Remember that one split-second decision can change everything and place you at the end of the game, or on a new journey that will take another decade to accomplish. In either case, you want to guard your time.

Though I’d rather not have to sort through boxes, and I’m reminded that I must not leave a mess for my wife and kids, there were great lessons and thoughts from the cathartic effort. And whenever I’m doing something I’d rather not do, I always ask myself what lessons I’m supposed to discover.

What will be in your boxes? What will be the best time you can spend the rest of your life on?

Spend it well. Your time is the most valuable currency on earth.

Eric Rhoads

PS: When my dad became ultra-successful, he was incredibly busy, a ball of stress, and often irritable. I remember wondering if it was all worth it. I remember wishing I had the dad back who used to take us fishing and waterskiing and canoeing. But it did not seem like that was in the cards, and I resigned myself that this was who he had become. But little did I know that he too had realized what was missing from his life, and he too wanted those days back.

As I look at all the papers, all the deals, all the meetings and travel, I realize that my dad went to all that effort so he could provide his family with exceptional experiences and memories. We’d stayed at a lake before, but when he moved our family to the Adirondacks, he became a better dad because the stress melted from his busy life and we got our real dad back. We have 30-plus years of memories at his place, every summer of my kids’ lives and every summer of my niece’s and nephew’s. It was a place where the family could renew its connection and build lasting memories.
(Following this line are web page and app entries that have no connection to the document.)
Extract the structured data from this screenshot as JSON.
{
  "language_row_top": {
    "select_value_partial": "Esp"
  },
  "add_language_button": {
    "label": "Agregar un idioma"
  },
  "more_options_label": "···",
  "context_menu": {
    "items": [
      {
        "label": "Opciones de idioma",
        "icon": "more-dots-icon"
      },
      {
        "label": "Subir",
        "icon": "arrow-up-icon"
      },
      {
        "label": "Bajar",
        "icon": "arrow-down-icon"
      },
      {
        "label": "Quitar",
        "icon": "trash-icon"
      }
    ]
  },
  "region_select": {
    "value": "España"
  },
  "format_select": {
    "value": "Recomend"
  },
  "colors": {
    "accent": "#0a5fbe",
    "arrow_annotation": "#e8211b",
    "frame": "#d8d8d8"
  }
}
By spending a weekend or a few weeks between meetings at the camp, he became better in business and became a better dad.

He built an amazing place, and it’s my hope that the auction will result in the right family that needs a special place like no other on earth, to reconnect and to lose the stress of life. There are very few places on earth with this peace and quiet, with this tradition. I know, because we have our own camp now, and intend it to carry for generations of our family.

PS2: I discovered something about myself recently. When I held my artists’ retreat in the Adirondacks in June, I discovered how much I missed being around people, and how much those events mean to me, because I make so many new friends and renew so many friendships. Dave Crowl, who attended, said it best: “I’ve come back nine years in a row because this is my art family, and for me it’s like Thanksgiving. I would not miss it for anything.”

I’m doing my next retreat this fall here in the Adirondacks. I can never get enough friends.

PS 3: One of my bucket list items was to paint in Russia, where Repin, Levitan, and Shishkin and the great Russian masters painted. I’ve done it, and now I’m bringing it to you one time. It looks like it will happen, and I have some seats because a couple of people can’t make it. I probably won’t repeat it. Hope you’ll come.

Also, Peter Trippi and I are leading a group of art lovers to the museums and art scenes of Vienna and Berlin this October. It’s happening and will be loads of fun. Join us.

PS 4: Pastel Live is gaining momentum. Last week we had a huge number of people join us. If you see yourself learning pastel painting, it’s a joy to attend (and it’s all online this August).